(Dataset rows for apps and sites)

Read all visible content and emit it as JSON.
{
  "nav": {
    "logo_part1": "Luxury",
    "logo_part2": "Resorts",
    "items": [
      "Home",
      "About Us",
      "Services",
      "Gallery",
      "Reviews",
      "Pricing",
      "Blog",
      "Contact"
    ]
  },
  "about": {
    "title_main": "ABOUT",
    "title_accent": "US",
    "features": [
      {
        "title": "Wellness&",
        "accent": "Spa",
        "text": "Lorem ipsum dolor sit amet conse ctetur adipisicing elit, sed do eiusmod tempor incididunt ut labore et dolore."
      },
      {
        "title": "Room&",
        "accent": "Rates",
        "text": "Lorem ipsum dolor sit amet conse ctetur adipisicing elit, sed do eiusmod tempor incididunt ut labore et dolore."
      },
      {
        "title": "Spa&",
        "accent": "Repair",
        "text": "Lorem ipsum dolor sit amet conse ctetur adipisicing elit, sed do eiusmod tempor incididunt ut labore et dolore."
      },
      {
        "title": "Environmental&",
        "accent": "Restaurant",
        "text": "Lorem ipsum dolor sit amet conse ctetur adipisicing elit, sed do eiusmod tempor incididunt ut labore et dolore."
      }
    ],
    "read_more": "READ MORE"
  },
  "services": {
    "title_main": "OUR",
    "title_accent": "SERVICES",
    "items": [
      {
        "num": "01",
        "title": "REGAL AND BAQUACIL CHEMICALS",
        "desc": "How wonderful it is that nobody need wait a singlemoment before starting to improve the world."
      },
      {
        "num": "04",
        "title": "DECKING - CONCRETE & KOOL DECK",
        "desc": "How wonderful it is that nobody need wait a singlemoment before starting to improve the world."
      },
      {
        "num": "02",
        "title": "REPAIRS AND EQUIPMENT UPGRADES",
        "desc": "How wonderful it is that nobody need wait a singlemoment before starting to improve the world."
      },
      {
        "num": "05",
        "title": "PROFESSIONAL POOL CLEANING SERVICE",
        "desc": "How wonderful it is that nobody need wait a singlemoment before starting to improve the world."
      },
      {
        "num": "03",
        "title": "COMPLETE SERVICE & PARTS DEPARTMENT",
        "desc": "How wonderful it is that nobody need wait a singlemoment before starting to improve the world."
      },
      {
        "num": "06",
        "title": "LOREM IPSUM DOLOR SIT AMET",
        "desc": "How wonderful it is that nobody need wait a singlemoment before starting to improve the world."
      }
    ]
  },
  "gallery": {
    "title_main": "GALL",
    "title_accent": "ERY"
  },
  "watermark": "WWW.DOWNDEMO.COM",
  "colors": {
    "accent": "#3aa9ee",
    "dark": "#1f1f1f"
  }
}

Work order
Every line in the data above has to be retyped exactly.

Response area
Read all visible content and emit it as JSON.
{
  "nav": {
    "logo_part1": "Luxury",
    "logo_part2": "Resorts",
    "items": [
      "Home",
      "About Us",
      "Services",
      "Gallery",
      "Reviews",
      "Pricing",
      "Blog",
      "Contact"
    ]
  },
  "about": {
    "title_main": "ABOUT",
    "title_accent": "US",
    "features": [
      {
        "title": "Wellness&",
        "accent": "Spa",
        "text": "Lorem ipsum dolor sit amet conse ctetur adipisicing elit, sed do eiusmod tempor incididunt ut labore et dolore."
      },
      {
        "title": "Room&",
        "accent": "Rates",
        "text": "Lorem ipsum dolor sit amet conse ctetur adipisicing elit, sed do eiusmod tempor incididunt ut labore et dolore."
      },
      {
        "title": "Spa&",
        "accent": "Repair",
        "text": "Lorem ipsum dolor sit amet conse ctetur adipisicing elit, sed do eiusmod tempor incididunt ut labore et dolore."
      },
      {
        "title": "Environmental&",
        "accent": "Restaurant",
        "text": "Lorem ipsum dolor sit amet conse ctetur adipisicing elit, sed do eiusmod tempor incididunt ut labore et dolore."
      }
    ],
    "read_more": "READ MORE"
  },
  "services": {
    "title_main": "OUR",
    "title_accent": "SERVICES",
    "items": [
      {
        "num": "01",
        "title": "REGAL AND BAQUACIL CHEMICALS",
        "desc": "How wonderful it is that nobody need wait a singlemoment before starting to improve the world."
      },
      {
        "num": "04",
        "title": "DECKING - CONCRETE & KOOL DECK",
        "desc": "How wonderful it is that nobody need wait a singlemoment before starting to improve the world."
      },
      {
        "num": "02",
        "title": "REPAIRS AND EQUIPMENT UPGRADES",
        "desc": "How wonderful it is that nobody need wait a singlemoment before starting to improve the world."
      },
      {
        "num": "05",
        "title": "PROFESSIONAL POOL CLEANING SERVICE",
        "desc": "How wonderful it is that nobody need wait a singlemoment before starting to improve the world."
      },
      {
        "num": "03",
        "title": "COMPLETE SERVICE & PARTS DEPARTMENT",
        "desc": "How wonderful it is that nobody need wait a singlemoment before starting to improve the world."
      },
      {
        "num": "06",
        "title": "LOREM IPSUM DOLOR SIT AMET",
        "desc": "How wonderful it is that nobody need wait a singlemoment before starting to improve the world."
      }
    ]
  },
  "gallery": {
    "title_main": "GALL",
    "title_accent": "ERY"
  },
  "watermark": "WWW.DOWNDEMO.COM",
  "colors": {
    "accent": "#3aa9ee",
    "dark": "#1f1f1f"
  }
}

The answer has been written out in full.